In the 1890s, the anti-feather lobby began to intensify internationally. In Britain, the Society for the Protection of Birds (SPB) chose to target female consumers directly rather than focusing on legislation or the industry, for as member Eliza Phillips asserted, ‘It is our money – women’s money that tempts bird slaughterers to continue their cruel work at home and abroad’.
They sought to make feather-wearing not only unfashionable but ‘vulgar’ and asked their members ‘to refrain from wearing the feathers of any bird not killed for the purposes of food, the ostrich excepted’.
To this end, they recruited ‘influencers’ such as the Duchess of Portland and Queen Alexandra. Information on the society’s activities, including details of its latest campaigns, was relayed to New Zealand readers through regular newspaper reports.

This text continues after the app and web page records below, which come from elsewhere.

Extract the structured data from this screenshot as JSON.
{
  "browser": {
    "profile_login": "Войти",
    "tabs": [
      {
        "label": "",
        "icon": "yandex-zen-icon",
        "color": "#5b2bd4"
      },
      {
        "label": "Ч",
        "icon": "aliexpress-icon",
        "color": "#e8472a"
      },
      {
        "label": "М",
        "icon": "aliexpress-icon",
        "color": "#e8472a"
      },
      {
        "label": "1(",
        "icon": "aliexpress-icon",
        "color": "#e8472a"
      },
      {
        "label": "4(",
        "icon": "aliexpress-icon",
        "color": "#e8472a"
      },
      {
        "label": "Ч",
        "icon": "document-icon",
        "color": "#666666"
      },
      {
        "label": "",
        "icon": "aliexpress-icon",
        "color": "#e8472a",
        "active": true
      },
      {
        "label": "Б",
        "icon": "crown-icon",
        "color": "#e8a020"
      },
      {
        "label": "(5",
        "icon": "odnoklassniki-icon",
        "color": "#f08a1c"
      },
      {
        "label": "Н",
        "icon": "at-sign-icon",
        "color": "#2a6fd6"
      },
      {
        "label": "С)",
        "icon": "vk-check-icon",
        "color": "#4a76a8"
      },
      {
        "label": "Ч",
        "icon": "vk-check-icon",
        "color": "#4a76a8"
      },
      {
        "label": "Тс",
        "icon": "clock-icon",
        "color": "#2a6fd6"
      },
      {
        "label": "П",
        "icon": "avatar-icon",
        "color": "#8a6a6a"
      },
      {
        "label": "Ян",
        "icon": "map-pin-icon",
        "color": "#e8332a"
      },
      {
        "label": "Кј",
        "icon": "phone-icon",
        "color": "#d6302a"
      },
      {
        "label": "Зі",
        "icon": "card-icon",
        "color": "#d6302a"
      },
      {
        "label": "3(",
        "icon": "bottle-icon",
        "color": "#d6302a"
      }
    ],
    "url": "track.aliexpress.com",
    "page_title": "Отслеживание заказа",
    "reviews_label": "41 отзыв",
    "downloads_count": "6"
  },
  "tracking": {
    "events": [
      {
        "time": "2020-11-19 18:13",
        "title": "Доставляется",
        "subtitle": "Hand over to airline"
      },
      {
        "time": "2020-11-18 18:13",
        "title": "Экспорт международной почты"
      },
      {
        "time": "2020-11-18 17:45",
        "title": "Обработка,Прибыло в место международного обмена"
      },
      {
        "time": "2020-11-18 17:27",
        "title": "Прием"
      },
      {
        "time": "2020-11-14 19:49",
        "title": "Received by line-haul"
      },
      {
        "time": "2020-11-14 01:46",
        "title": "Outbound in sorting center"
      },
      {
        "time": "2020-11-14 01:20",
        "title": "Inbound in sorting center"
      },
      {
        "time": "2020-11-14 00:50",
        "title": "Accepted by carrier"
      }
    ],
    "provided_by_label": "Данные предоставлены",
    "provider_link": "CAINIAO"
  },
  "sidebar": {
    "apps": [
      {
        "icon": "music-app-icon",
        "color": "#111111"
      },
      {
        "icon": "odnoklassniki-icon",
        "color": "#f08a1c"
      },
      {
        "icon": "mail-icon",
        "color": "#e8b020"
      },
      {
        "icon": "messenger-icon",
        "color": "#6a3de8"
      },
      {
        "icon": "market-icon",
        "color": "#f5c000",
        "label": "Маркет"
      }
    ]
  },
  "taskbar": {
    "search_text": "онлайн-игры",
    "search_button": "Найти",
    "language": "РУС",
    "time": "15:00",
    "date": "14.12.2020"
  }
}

In New Zealand, legislative action was slowly coming into play. Full protection was extended to most of New Zealand’s native birds in 1910, when the following provision was added to the Animals Protection Amendment Act 1910: ‘Every person who destroys, or injures, or captures any bird which is indigenous to New Zealand, or who robs or destroys the nest of any such bird, is liable to a fine not exceeding twenty pound.’
After the First World War which witnessed the collapse of the international feather market, Britain finally passed the Plumage Act of 1921, which banned the importation of plumage, if not its sale or its wearing.
1. Quoted in Sarah Abrevaya Stein, Plumes: Ostrich feathers, Jews, and a lost world of global commerce, New Haven, 2008, p. 20.
2. TH Potts, ‘On the Birds of New Zealand’, Transactions and Proceedings of the New Zealand Institute 1872., Transactions and Proceedings of the Royal Society of New Zealand, Volume 5, 1872, 1 January 1872, p. 193.
3. Ross Galbreath, Walter Buller, p. 143. GP Books, 1989
4. TH Potts, ‘On the Birds of New Zealand’, p. 193. 1870
5. Protection of Certain Animals Act 1861, Birds Protection Act 1862, Wild Birds Protection Act 1864, which defined native duck and pigeon as game. See Colin Miskelly, ‘Legal protection of New Zealand’s indigenous terrestrial fauna: An historical review’, Tuhinga 25, 2014, p. 34 and Ross Galbreath, Walter Buller, p. 82. GP Books, 1989
6. Advertisement, Evening Post, 31 May 1875, 1.
7. ‘Muffs’, Evening Post, 20 August 1873, p. 2.
8. R Rice, ‘Conversazione in the Colonial Museum’, Journal of the Royal Society of New Zealand, 47:1, 2017, p. 45.
9. Evening Post, 7 January 1890, p. 3.
10. Hawera & Normanby Star, 9 July 1885, p. 2.
11. Quoted in Tessa Boase, Mrs Pankhurst’s Purple Feather, p. 60. Auram, 2018
12. Constitution of the Society for the Protection of Birds, in Tessa Boase, Mrs Pankhurst’s Purple Feather, p. 71. Auram, 2018
13. ‘Protection of Birds: A letter from the Queen’, New Zealand Times, 4 May 1906, p. 2.
14. Colin Miskelly, ‘Legal protection of New Zealand’s indigenous terrestrial fauna’, pp. 28–29, fig. 1. Tuhinga 25, 2014
15. Quoted in Colin Miskelly, ‘Legal protection of New Zealand’s indigenous terrestrial fauna’, p. 31. Tuhinga 25, 2014
Feathermania: Fashion to die for is on Level 3 at Te Papa until April 2022.
Dressed: Fashionable Dress in Aotearoa New Zealand from 1840 to 1910, by Claire Regnault, Te Papa Press (2021)